[[ Information given open ]]
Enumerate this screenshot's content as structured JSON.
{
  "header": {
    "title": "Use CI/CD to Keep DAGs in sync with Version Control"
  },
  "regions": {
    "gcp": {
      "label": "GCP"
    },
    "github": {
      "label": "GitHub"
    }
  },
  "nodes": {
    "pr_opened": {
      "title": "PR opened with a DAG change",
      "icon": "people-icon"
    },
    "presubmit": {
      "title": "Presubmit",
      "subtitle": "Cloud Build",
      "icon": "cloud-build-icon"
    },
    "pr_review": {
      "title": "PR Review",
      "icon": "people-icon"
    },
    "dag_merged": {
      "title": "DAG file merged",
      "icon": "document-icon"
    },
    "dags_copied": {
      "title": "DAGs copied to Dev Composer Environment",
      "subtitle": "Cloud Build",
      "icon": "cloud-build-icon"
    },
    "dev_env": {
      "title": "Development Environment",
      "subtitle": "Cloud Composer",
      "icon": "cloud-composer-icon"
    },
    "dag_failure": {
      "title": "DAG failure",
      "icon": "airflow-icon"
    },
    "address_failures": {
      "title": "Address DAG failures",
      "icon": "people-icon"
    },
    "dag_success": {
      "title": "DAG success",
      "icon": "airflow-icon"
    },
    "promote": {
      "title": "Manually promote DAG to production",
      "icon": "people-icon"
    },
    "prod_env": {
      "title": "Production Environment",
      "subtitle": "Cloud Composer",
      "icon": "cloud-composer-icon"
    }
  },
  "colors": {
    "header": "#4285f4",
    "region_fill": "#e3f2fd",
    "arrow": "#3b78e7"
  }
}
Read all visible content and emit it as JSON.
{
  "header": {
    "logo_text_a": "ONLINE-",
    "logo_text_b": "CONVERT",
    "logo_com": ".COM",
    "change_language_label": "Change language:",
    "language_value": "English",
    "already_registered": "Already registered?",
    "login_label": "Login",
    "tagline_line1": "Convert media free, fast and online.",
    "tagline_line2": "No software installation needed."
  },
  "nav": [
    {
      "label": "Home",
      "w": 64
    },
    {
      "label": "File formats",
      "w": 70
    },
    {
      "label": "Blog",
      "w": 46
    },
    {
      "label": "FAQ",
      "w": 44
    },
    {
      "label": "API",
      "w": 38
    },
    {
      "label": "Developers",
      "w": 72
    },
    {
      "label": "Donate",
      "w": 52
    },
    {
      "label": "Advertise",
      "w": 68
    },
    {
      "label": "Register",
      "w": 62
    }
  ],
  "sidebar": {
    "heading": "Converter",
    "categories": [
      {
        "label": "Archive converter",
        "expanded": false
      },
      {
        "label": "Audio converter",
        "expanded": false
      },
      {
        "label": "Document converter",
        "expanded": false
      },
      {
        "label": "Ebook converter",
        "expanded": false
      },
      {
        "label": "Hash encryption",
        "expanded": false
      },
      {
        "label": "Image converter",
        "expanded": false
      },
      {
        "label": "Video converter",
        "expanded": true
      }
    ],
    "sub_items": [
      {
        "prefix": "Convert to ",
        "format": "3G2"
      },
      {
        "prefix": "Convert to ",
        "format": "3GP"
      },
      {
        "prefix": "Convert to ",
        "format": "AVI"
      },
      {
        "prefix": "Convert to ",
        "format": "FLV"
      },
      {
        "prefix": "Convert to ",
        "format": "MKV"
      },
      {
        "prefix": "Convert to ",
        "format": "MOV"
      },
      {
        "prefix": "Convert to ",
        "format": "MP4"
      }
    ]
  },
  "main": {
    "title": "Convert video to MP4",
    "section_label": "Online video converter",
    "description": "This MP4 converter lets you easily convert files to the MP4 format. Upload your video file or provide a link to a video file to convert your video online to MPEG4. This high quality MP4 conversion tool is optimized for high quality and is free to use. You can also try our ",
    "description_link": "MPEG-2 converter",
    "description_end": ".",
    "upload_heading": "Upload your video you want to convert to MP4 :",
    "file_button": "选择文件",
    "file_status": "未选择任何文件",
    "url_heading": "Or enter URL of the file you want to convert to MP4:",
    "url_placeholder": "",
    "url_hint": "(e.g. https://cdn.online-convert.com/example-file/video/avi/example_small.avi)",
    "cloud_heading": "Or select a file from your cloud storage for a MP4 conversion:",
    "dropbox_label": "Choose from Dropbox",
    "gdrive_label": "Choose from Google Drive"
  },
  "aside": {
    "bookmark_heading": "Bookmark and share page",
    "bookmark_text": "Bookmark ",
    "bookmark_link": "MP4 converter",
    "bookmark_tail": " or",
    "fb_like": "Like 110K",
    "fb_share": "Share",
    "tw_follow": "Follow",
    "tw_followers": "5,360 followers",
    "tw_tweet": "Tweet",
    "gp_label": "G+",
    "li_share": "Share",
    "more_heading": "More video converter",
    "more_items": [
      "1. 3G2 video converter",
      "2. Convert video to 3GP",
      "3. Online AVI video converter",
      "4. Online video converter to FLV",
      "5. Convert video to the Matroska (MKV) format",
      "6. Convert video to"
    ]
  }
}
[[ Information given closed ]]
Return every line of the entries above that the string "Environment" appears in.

      "title": "DAGs copied to Dev Composer Environment",
      "title": "Development Environment",
      "title": "Production Environment",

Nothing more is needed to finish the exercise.